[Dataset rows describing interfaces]
--- START ---

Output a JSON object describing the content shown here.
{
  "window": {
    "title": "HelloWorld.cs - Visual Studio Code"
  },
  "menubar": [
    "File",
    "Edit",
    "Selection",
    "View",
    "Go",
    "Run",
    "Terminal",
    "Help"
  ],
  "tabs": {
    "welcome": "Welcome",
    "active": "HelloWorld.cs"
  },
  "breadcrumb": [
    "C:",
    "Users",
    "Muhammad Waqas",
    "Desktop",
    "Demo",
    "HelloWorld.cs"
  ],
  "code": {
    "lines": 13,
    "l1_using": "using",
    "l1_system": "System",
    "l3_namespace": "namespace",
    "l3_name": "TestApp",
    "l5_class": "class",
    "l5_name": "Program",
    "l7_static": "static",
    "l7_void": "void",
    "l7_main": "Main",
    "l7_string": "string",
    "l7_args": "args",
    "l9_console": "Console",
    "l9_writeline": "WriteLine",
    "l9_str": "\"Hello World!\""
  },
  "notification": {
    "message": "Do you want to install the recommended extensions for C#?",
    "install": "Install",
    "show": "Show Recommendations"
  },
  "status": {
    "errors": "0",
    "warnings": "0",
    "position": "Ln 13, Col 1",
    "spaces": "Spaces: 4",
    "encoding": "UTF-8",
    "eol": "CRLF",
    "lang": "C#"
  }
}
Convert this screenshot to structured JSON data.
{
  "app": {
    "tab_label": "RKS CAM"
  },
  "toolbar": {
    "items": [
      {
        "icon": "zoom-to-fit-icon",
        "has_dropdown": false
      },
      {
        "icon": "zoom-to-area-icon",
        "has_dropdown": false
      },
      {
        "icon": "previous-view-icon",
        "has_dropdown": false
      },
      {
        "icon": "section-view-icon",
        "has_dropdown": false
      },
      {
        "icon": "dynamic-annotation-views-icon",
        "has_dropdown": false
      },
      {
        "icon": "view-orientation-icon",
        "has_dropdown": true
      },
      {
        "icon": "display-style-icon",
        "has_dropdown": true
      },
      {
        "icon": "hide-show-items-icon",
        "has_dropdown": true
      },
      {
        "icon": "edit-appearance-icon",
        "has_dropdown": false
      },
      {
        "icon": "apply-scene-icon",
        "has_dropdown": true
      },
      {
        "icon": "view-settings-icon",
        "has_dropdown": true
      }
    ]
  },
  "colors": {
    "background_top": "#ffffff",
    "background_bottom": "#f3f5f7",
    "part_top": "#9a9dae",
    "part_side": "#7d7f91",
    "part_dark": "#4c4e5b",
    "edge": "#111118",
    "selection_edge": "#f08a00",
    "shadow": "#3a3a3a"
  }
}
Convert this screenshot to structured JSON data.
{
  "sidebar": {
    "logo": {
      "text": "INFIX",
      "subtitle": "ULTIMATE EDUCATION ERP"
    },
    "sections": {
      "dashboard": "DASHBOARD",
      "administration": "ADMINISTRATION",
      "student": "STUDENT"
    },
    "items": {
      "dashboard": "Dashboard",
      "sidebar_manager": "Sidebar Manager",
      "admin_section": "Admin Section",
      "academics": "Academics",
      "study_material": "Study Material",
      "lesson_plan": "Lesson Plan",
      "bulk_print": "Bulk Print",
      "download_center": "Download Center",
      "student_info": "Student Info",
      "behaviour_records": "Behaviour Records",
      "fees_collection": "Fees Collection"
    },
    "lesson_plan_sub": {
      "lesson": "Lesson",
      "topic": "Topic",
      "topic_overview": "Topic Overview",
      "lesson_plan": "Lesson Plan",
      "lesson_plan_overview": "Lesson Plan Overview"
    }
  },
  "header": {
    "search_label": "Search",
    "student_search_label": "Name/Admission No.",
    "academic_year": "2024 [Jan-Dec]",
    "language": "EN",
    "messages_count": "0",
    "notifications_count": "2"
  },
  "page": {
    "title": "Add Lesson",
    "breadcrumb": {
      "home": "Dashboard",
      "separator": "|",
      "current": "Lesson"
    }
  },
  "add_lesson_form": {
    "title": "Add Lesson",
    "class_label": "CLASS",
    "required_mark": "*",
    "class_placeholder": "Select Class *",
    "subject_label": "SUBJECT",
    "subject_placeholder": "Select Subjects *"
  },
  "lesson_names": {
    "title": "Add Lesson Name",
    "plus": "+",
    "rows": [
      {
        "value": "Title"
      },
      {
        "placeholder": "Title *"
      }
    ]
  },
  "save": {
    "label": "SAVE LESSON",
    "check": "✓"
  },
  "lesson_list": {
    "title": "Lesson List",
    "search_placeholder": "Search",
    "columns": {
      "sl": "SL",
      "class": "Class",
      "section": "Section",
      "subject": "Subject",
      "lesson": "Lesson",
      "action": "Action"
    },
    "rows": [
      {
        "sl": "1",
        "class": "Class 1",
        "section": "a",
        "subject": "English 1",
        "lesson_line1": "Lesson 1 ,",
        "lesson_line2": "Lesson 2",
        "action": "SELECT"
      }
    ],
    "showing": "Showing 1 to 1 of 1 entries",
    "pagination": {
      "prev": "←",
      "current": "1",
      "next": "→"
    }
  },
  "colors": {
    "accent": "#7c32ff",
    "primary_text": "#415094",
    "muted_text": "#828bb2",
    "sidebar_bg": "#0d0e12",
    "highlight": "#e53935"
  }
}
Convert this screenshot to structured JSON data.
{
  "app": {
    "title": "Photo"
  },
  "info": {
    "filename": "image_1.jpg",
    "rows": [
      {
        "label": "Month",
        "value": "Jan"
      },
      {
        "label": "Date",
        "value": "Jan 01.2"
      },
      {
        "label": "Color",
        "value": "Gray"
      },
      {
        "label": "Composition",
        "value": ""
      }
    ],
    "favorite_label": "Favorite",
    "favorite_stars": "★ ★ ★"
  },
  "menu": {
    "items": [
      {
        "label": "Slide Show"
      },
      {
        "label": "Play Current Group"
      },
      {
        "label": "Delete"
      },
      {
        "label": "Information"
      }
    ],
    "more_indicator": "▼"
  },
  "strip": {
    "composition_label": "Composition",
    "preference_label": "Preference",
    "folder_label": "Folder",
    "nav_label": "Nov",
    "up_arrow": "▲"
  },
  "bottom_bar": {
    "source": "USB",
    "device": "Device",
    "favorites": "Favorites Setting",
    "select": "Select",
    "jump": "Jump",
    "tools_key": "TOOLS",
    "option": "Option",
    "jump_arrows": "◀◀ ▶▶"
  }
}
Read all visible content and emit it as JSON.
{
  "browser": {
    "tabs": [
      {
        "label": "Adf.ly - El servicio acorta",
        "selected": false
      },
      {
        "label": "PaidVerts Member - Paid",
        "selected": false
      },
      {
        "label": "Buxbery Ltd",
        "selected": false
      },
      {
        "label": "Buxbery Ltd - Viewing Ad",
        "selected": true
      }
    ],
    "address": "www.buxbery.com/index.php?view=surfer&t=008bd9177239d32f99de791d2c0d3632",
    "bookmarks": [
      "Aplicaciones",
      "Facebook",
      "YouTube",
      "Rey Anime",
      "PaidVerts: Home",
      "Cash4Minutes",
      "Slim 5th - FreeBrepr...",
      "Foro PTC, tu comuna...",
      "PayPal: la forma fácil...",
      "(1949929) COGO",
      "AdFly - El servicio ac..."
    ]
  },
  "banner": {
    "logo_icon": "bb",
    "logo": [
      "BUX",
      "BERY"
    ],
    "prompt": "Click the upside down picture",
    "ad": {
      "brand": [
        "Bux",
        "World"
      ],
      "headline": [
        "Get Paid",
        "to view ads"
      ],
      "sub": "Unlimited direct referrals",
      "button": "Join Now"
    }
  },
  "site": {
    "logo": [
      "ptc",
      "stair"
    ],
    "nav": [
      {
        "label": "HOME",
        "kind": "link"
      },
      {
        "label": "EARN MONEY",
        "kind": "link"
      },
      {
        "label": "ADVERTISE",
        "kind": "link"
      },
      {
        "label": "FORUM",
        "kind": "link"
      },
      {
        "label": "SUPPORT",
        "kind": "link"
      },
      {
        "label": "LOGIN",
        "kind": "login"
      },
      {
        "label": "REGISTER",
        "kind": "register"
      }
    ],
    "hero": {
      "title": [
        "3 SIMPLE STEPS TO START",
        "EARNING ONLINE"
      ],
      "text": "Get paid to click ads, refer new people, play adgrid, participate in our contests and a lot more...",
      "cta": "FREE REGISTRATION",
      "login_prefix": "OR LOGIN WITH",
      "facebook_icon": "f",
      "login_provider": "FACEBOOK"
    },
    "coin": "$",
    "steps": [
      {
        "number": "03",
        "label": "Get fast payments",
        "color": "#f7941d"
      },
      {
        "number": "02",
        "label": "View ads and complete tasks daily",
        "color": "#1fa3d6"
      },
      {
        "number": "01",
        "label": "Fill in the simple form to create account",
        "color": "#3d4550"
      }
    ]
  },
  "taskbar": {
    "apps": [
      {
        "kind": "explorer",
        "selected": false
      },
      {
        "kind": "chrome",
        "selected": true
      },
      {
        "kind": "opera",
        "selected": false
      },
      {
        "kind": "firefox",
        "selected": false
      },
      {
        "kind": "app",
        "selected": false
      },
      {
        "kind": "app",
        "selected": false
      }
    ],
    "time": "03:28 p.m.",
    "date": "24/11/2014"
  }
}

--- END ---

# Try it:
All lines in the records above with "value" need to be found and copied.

# Response:
        "value": "Title"
        "value": "Jan"
        "value": "Jan 01.2"
        "value": "Gray"
        "value": ""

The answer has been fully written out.